A new paper, led by Alan Spencer of Imperial College, has just been published. This work uses synchrotron tomography and digital visualisation (shown below) to investiages a ~143 million year old seed from the UK's Oxford Clay. The full details for the paper are as follows:
Spencer, A.R., Garwood, R.J., Rees, A.R., Raine, R.J., Rothwell, G.W., Hollingworth, N.T., & Hilton, J. 2017. New insights into Mesozoic cycad evolution: an exploration of anatomically preserved Cycadaceae seeds from the Jurassic Oxford Clay biota. PeerJ, 5, e3723. doi: 10.7717/peerj.3723
Four of the papers mentioned below have recently appeared in their final form, with the publication of Geological Society, London, Special Publication 448 – Earth System Evolution and Early Life: A Celebration of the Work of Martin Brasier. The fossils featured cover more than 3000 million years of life history, and multiple groups of organisms, from early potential bacteria, through to insects and dinosaurs in the relatively recent geological past. They represent the breadth of topics in which Martin Brasier — a very supportive colleague, with whom I had the great pleasure of working — was interested.

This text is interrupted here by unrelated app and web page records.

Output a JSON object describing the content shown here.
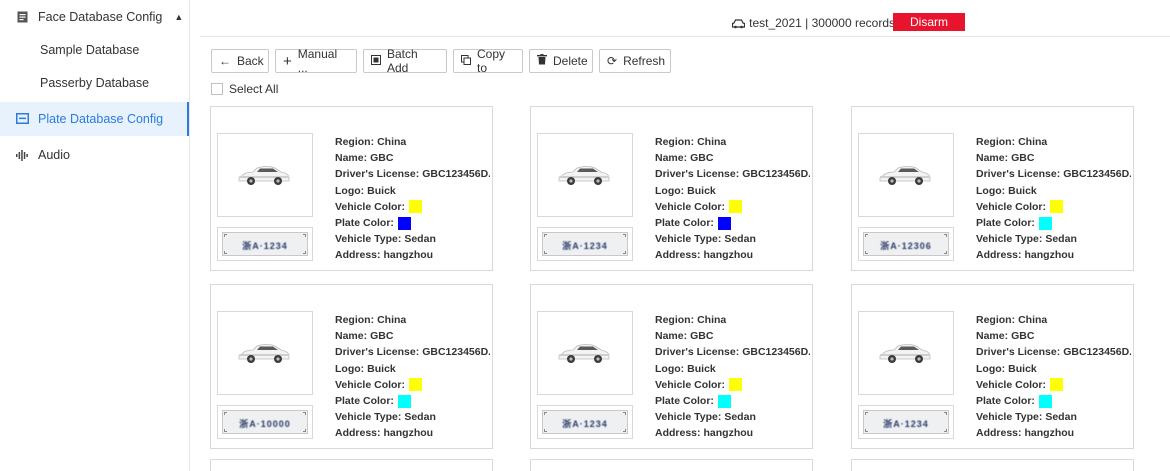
{
  "sidebar": {
    "face_db_group": "Face Database Config",
    "items": [
      {
        "label": "Sample Database"
      },
      {
        "label": "Passerby Database"
      }
    ],
    "plate_db": "Plate Database Config",
    "audio": "Audio"
  },
  "topbar": {
    "db_info": "test_2021 | 300000 records",
    "disarm_label": "Disarm",
    "disarm_color": "#e8142e"
  },
  "toolbar": {
    "back": "Back",
    "manual": "Manual ...",
    "batch_add": "Batch Add",
    "copy_to": "Copy to",
    "delete": "Delete",
    "refresh": "Refresh"
  },
  "select_all": "Select All",
  "labels": {
    "region": "Region:",
    "name": "Name:",
    "license": "Driver's License:",
    "logo": "Logo:",
    "vehicle_color": "Vehicle Color:",
    "plate_color": "Plate Color:",
    "vehicle_type": "Vehicle Type:",
    "address": "Address:"
  },
  "cards": [
    {
      "region": "China",
      "name": "GBC",
      "license": "GBC123456D...",
      "logo": "Buick",
      "vehicle_color": "#ffff00",
      "plate_color": "#0000ff",
      "vehicle_type": "Sedan",
      "address": "hangzhou",
      "plate": "浙A·1234"
    },
    {
      "region": "China",
      "name": "GBC",
      "license": "GBC123456D...",
      "logo": "Buick",
      "vehicle_color": "#ffff00",
      "plate_color": "#0000ff",
      "vehicle_type": "Sedan",
      "address": "hangzhou",
      "plate": "浙A·1234"
    },
    {
      "region": "China",
      "name": "GBC",
      "license": "GBC123456D...",
      "logo": "Buick",
      "vehicle_color": "#ffff00",
      "plate_color": "#00ffff",
      "vehicle_type": "Sedan",
      "address": "hangzhou",
      "plate": "浙A·12306"
    },
    {
      "region": "China",
      "name": "GBC",
      "license": "GBC123456D...",
      "logo": "Buick",
      "vehicle_color": "#ffff00",
      "plate_color": "#00ffff",
      "vehicle_type": "Sedan",
      "address": "hangzhou",
      "plate": "浙A·10000"
    },
    {
      "region": "China",
      "name": "GBC",
      "license": "GBC123456D...",
      "logo": "Buick",
      "vehicle_color": "#ffff00",
      "plate_color": "#00ffff",
      "vehicle_type": "Sedan",
      "address": "hangzhou",
      "plate": "浙A·1234"
    },
    {
      "region": "China",
      "name": "GBC",
      "license": "GBC123456D...",
      "logo": "Buick",
      "vehicle_color": "#ffff00",
      "plate_color": "#00ffff",
      "vehicle_type": "Sedan",
      "address": "hangzhou",
      "plate": "浙A·1234"
    }
  ]
}
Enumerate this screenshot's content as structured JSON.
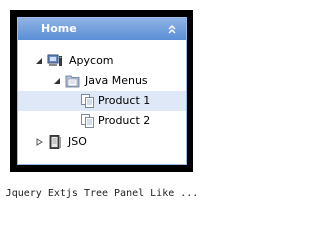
{
  "panel": {
    "title": "Home"
  },
  "tree": {
    "nodes": [
      {
        "label": "Apycom",
        "expanded": true,
        "icon": "computer-icon"
      },
      {
        "label": "Java Menus",
        "expanded": true,
        "icon": "folder-icon"
      },
      {
        "label": "Product 1",
        "selected": true,
        "icon": "documents-icon"
      },
      {
        "label": "Product 2",
        "icon": "documents-icon"
      },
      {
        "label": "JSO",
        "expanded": false,
        "icon": "book-icon"
      }
    ]
  },
  "caption": "Jquery Extjs Tree Panel Like ...",
  "colors": {
    "header": "#6f9bdc",
    "selection": "#dfe8f6",
    "border": "#99bbe8"
  }
}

Brasier, A. T., Cotton, L. J., Garwood, R. J., Baker-Brian, J., Howlett, E. & Brasier, M. D. 2017. Earliest Cretaceous cocoons or plant seed structures from the Wealden Group, Hastings, UK. Earth System Evolution and Early Life: A Celebration of the Work of Martin Brasier. Geological Society, London, Special Publications. 448 (1): 399–411. doi: 10.1144/SP448.21
Brasier, M.D., Norman, D.B., Liu, A.G., Cotton, L.J., Hiscocks, J.E.H., Garwood, R.J., Antcliffe, J.B., & Wacey, D. 2017. Remarkable preservation of brain tissues in an Early Cretaceous iguanodontian dinosaur. Earth System Evolution and Early Life: A Celebration of the Work of Martin Brasier. Geological Society, London, Special Publications. 448 (1): 383–398. doi:10.1144/SP448.3 (More information: 1, 2, 3, 4, 5, 6, 7, 8, 9, 10, 11). [View]
Hickman-Lewis, K., Garwood, R.J., Withers, P., & Wacey , D. 2017. X-ray microtomography as a tool for investigating the petrological context of Precambrian cellular remains. Earth System Evolution and Early Life: A Celebration of the Work of Martin Brasier. Geological Society, London, Special Publications. 448 (1): 33–56. doi:10.1144/SP448.11
Wacey, D., Battison, L., Garwood, R.J, Hickman-Lewis, K., & Brasier, M.D. 2017. Advanced analytical techniques for studying the morphology and chemistry of Proterozoic microfossils. Earth System Evolution and Early Life: A Celebration of the Work of Martin Brasier. Geological Society, London, Special Publications. 448 (1): 81–104. doi:10.1144/SP448.4
Please do check them out, and — of course — email to request a PDF if one is not readily available.